Capital Economics expects the U.K economy grew 0.5% in the quarter, while the consensus estimate from FactSet is for a 0.4% rise in GDP. Either would be a deceleration from the 0.7% official reading for the previous quarter, and the slowest pace since 0.2% in the first quarter of 2016.
The first-quarter GDP report is due at 9:30 a.m. London time, or 4:30 a.m. Eastern Time Friday. Growth year-over-year is estimated to come in at 2.2%.
Prices have come under pressure since the pound
fell sharply after the June referendum, in which voters backed the withdrawal of the U.K. from the European Union. Sterling has recovered from its lowest levels, but it’s still down roughly 15% against the greenback, given it was at about $1.50 just before the vote.
Read: Brexit-driven pound slide boosts U.K. exports
In recent days, sterling has found a footing at six-month highs against the U.S. dollar, showing resilience at around $1.28. That leaves investors eyeing the next big level for the U.K. currency: $1.30. It’s a level last visited in early October, according to FactSet data.
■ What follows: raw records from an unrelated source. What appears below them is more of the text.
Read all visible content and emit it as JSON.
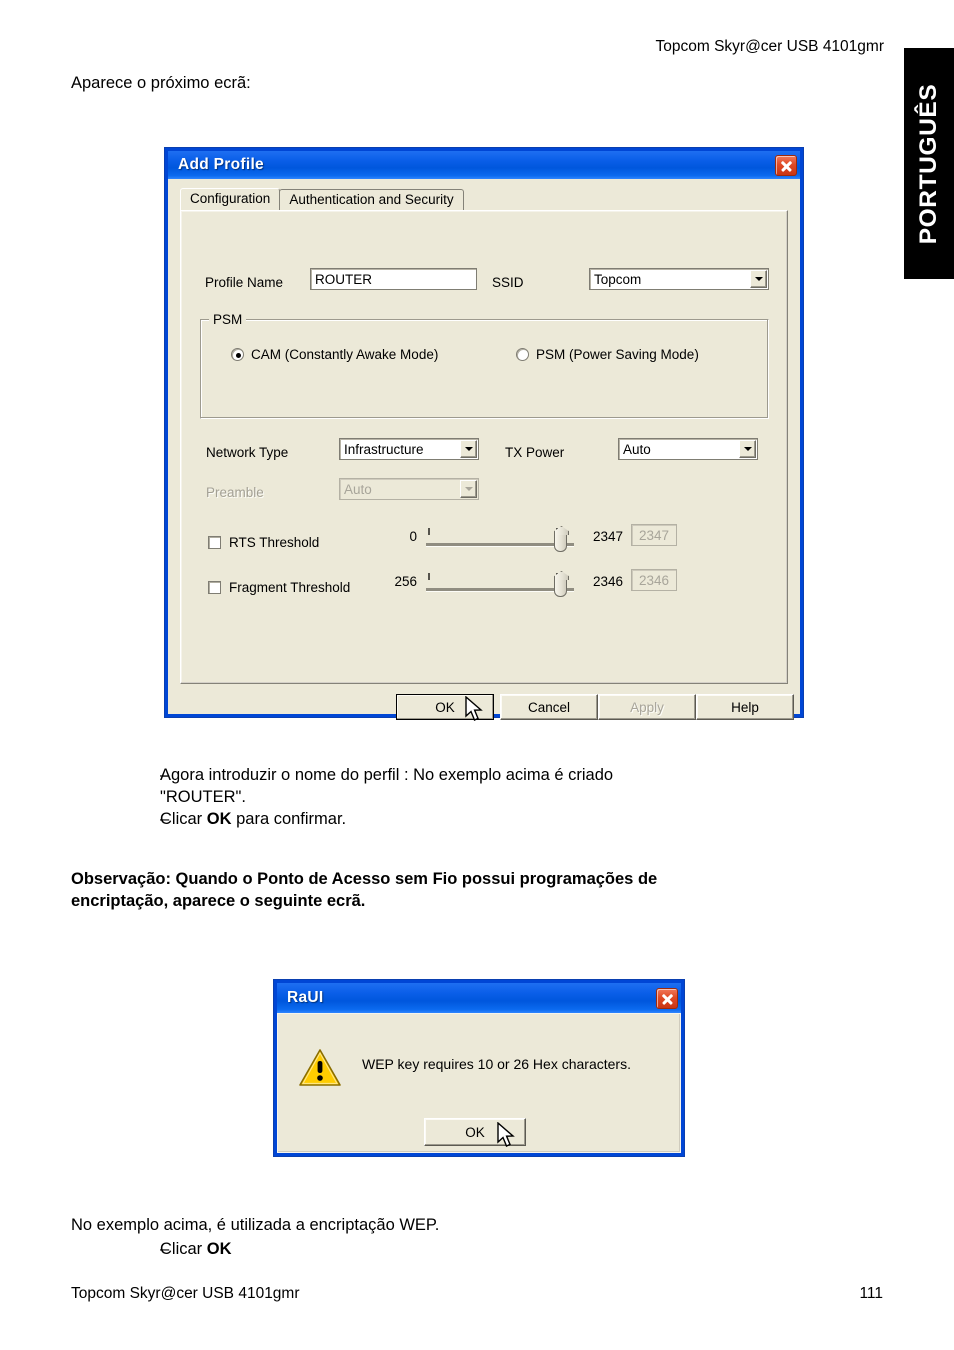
{
  "page": {
    "header_right": "Topcom Skyr@cer USB 4101gmr",
    "lang_tab": "PORTUGUÊS",
    "intro": "Aparece o próximo ecrã:",
    "bullets": [
      {
        "dash": "–",
        "line1": "Agora introduzir o nome do perfil : No exemplo acima é criado",
        "line2": "\"ROUTER\"."
      },
      {
        "dash": "–",
        "line1": "Clicar OK para confirmar.",
        "line2": ""
      }
    ],
    "bullet2_prefix": "Clicar ",
    "bullet2_bold": "OK",
    "bullet2_suffix": " para confirmar.",
    "note_line1": "Observação: Quando o Ponto de Acesso sem Fio possui programações de",
    "note_line2": "encriptação, aparece o seguinte ecrã.",
    "closing_line": "No exemplo acima, é utilizada a encriptação WEP.",
    "closing_dash": "–",
    "closing_bullet_prefix": "Clicar ",
    "closing_bullet_bold": "OK",
    "footer_left": "Topcom Skyr@cer USB 4101gmr",
    "footer_page": "111"
  },
  "add_profile_dialog": {
    "title": "Add Profile",
    "close_icon": "close-icon",
    "tabs": [
      {
        "label": "Configuration",
        "active": true
      },
      {
        "label": "Authentication and Security",
        "active": false
      }
    ],
    "fields": {
      "profile_name_label": "Profile Name",
      "profile_name_value": "ROUTER",
      "ssid_label": "SSID",
      "ssid_value": "Topcom",
      "network_type_label": "Network Type",
      "network_type_value": "Infrastructure",
      "tx_power_label": "TX Power",
      "tx_power_value": "Auto",
      "preamble_label": "Preamble",
      "preamble_value": "Auto"
    },
    "psm_group": {
      "title": "PSM",
      "options": [
        {
          "label": "CAM (Constantly Awake Mode)",
          "selected": true
        },
        {
          "label": "PSM (Power Saving Mode)",
          "selected": false
        }
      ]
    },
    "thresholds": [
      {
        "label": "RTS Threshold",
        "checked": false,
        "min": "0",
        "max": "2347",
        "value": "2347",
        "thumb_pct": 96
      },
      {
        "label": "Fragment Threshold",
        "checked": false,
        "min": "256",
        "max": "2346",
        "value": "2346",
        "thumb_pct": 96
      }
    ],
    "buttons": [
      {
        "label": "OK",
        "state": "default"
      },
      {
        "label": "Cancel",
        "state": "normal"
      },
      {
        "label": "Apply",
        "state": "disabled"
      },
      {
        "label": "Help",
        "state": "normal"
      }
    ]
  },
  "raui_dialog": {
    "title": "RaUI",
    "close_icon": "close-icon",
    "warning_icon": "warning-triangle-icon",
    "message": "WEP key requires 10 or 26 Hex characters.",
    "ok_label": "OK"
  },
  "colors": {
    "titlebar_blue": "#0057dd",
    "dialog_face": "#ece9d8",
    "close_red": "#c93513",
    "warning_yellow": "#ffcc00",
    "accent_border": "#0046d5"
  }
}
“The buyers at these kind of elevated levels in the short term will need a good reason to add to their existing long positions here. We need strong data to lift it to $1.30,” said Fawad Razaqzada, technical analyst at Forex.com.
“Otherwise, it’s very likely, in my view, that it will come down first, before it eventually takes off again,” he added.
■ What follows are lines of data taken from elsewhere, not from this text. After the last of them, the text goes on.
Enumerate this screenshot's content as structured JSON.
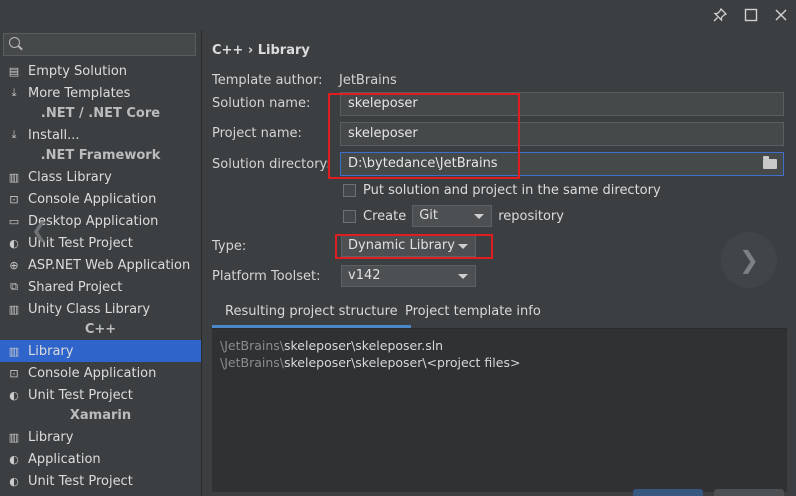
{
  "window": {
    "controls": {
      "pin_icon": "pin-icon",
      "maximize_icon": "maximize-icon",
      "close_icon": "close-icon"
    }
  },
  "sidebar": {
    "search_placeholder": "",
    "items": [
      {
        "type": "item",
        "label": "Empty Solution",
        "icon": "empty-solution-icon",
        "glyph": "▤"
      },
      {
        "type": "item",
        "label": "More Templates",
        "icon": "download-icon",
        "glyph": "⤓"
      },
      {
        "type": "header",
        "label": ".NET / .NET Core"
      },
      {
        "type": "item",
        "label": "Install...",
        "icon": "download-icon",
        "glyph": "⤓"
      },
      {
        "type": "header",
        "label": ".NET Framework"
      },
      {
        "type": "item",
        "label": "Class Library",
        "icon": "library-icon",
        "glyph": "▥"
      },
      {
        "type": "item",
        "label": "Console Application",
        "icon": "console-icon",
        "glyph": "⊡"
      },
      {
        "type": "item",
        "label": "Desktop Application",
        "icon": "desktop-icon",
        "glyph": "▭"
      },
      {
        "type": "item",
        "label": "Unit Test Project",
        "icon": "unit-test-icon",
        "glyph": "◐"
      },
      {
        "type": "item",
        "label": "ASP.NET Web Application",
        "icon": "globe-icon",
        "glyph": "⊕"
      },
      {
        "type": "item",
        "label": "Shared Project",
        "icon": "shared-project-icon",
        "glyph": "⧉"
      },
      {
        "type": "item",
        "label": "Unity Class Library",
        "icon": "unity-library-icon",
        "glyph": "▥"
      },
      {
        "type": "header",
        "label": "C++"
      },
      {
        "type": "item",
        "label": "Library",
        "icon": "library-icon",
        "glyph": "▥",
        "selected": true
      },
      {
        "type": "item",
        "label": "Console Application",
        "icon": "console-icon",
        "glyph": "⊡"
      },
      {
        "type": "item",
        "label": "Unit Test Project",
        "icon": "unit-test-icon",
        "glyph": "◐"
      },
      {
        "type": "header",
        "label": "Xamarin"
      },
      {
        "type": "item",
        "label": "Library",
        "icon": "library-icon",
        "glyph": "▥"
      },
      {
        "type": "item",
        "label": "Application",
        "icon": "application-icon",
        "glyph": "◐"
      },
      {
        "type": "item",
        "label": "Unit Test Project",
        "icon": "unit-test-icon",
        "glyph": "◐"
      }
    ]
  },
  "main": {
    "breadcrumb": "C++ › Library",
    "template_author_label": "Template author:",
    "template_author_value": "JetBrains",
    "solution_name_label": "Solution name:",
    "solution_name_value": "skeleposer",
    "project_name_label": "Project name:",
    "project_name_value": "skeleposer",
    "solution_directory_label": "Solution directory:",
    "solution_directory_value": "D:\\bytedance\\JetBrains",
    "same_directory_label": "Put solution and project in the same directory",
    "create_label": "Create",
    "vcs_value": "Git",
    "repository_label": "repository",
    "type_label": "Type:",
    "type_value": "Dynamic Library",
    "toolset_label": "Platform Toolset:",
    "toolset_value": "v142",
    "tabs": [
      {
        "label": "Resulting project structure",
        "active": true
      },
      {
        "label": "Project template info",
        "active": false
      }
    ],
    "structure": [
      {
        "prefix": "\\JetBrains\\",
        "rest": "skeleposer\\skeleposer.sln"
      },
      {
        "prefix": "\\JetBrains\\",
        "rest": "skeleposer\\skeleposer\\<project files>"
      }
    ]
  },
  "colors": {
    "accent_selected": "#2f65ca",
    "highlight_box": "#e01e22",
    "tab_underline": "#4a88c7"
  }
}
Depending on where sterling trades ahead of the GDP report, a significant miss could yank the pound below a support level of $1.2770, said Razaqzada.
“Fundamentally, the dollar remains supported because of a hawkish central bank, and with President Donald Trump [pushing for] fiscal spending, that should help the dollar and weigh on the pound,” he noted.
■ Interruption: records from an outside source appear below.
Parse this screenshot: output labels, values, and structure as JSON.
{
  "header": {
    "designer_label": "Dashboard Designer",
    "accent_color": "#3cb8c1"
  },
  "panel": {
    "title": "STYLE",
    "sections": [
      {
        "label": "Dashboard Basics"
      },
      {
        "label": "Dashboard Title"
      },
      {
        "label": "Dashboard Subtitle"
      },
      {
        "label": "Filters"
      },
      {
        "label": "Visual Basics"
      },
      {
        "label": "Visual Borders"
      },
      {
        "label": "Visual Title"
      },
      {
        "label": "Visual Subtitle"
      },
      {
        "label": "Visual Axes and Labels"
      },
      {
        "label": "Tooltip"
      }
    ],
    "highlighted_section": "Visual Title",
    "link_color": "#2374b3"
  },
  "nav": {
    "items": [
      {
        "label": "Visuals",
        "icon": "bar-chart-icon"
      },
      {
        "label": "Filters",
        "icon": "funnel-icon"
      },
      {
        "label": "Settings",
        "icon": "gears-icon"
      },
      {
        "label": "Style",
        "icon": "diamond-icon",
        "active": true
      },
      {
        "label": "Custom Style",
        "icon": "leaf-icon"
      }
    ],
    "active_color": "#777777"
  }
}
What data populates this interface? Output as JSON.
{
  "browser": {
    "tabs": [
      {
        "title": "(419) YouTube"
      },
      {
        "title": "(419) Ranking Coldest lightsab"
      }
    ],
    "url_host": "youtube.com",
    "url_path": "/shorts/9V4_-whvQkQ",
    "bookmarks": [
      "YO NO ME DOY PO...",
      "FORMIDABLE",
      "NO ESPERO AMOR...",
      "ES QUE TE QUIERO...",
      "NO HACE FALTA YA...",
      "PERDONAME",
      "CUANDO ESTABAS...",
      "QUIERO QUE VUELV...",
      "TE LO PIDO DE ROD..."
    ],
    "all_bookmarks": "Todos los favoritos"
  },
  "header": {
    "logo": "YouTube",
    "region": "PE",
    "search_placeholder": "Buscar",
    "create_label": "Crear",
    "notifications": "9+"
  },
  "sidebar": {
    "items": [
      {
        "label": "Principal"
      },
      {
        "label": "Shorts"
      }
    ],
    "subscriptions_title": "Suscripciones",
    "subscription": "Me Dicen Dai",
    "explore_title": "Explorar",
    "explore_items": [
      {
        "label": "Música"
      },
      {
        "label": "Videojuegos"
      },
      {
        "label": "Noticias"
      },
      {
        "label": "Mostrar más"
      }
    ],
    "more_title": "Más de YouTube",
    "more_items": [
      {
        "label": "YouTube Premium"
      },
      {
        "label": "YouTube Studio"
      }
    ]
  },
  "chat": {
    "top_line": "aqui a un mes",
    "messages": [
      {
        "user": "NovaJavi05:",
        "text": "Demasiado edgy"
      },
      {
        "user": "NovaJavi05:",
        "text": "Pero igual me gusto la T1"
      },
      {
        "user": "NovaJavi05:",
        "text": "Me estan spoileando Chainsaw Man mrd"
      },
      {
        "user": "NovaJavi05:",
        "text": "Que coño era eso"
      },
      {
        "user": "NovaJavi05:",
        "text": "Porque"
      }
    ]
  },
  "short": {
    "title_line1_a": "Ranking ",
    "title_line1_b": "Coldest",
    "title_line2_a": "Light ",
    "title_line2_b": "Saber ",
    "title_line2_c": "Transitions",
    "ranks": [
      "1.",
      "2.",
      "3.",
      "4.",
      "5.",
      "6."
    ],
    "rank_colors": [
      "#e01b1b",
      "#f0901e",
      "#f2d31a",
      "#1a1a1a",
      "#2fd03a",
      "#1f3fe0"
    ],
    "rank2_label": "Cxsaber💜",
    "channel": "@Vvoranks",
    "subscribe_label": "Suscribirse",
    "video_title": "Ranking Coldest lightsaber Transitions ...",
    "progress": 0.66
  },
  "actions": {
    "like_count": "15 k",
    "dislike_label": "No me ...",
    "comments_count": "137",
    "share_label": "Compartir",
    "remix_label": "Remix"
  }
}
A drop in retail sales in March stands to weigh on GDP, likely shaving off about 0.15% off the reading, said Gregory at Capital Economics. And in the same month, average store prices rose by 3.3% on the year, the fastest growth since March 2012, according to ONS.
Retail sales, while under pressure, only account for about one-third of household spending. Recent evidence of other areas of spending, such as at hotels, restaurants, pubs and for leisure activities, have been a bit more encouraging, she said.
But ultimately, it’s the underlying data in Friday’s GDP update that is going to be important, said Craig Erlam, analyst at OANDA, of Friday’s report.
“What impact has inflation has on consumer appetite? Are we will still being supported by the services sector? Are we doing O.K., and are we expecting this to continue for the foreseeable future? That’s going to be the most important thing, rather than one single number,” he said
Even so, a poor GDP report could pull sterling to $1.26 over the coming weeks, according to Erlam.
“The $1.2850 to $1.29 level is going to be a tough level to crack, so should we see better data and we crack that level, that would be a very positive sign,” he said, and that could pave the way for sterling to tackle $1.33.
For the first time since October, the pound moved above $1.28 last week, after U.K. Prime Minister Theresa May surprised markets by calling a snap general election on June 8.
See: Why does Theresa May want a ‘snap election’ ?
Also read: Snap election ‘virtually rules out’ U.K. staying in EU’s single market
“The election is the primary thing on people’s mind right now. That’s what got us up to these levels. I don’t think we’re going to get this extraordinary performance in economic data, but I also don’t think we’re going to see this massive deterioration, either,” Erlam said.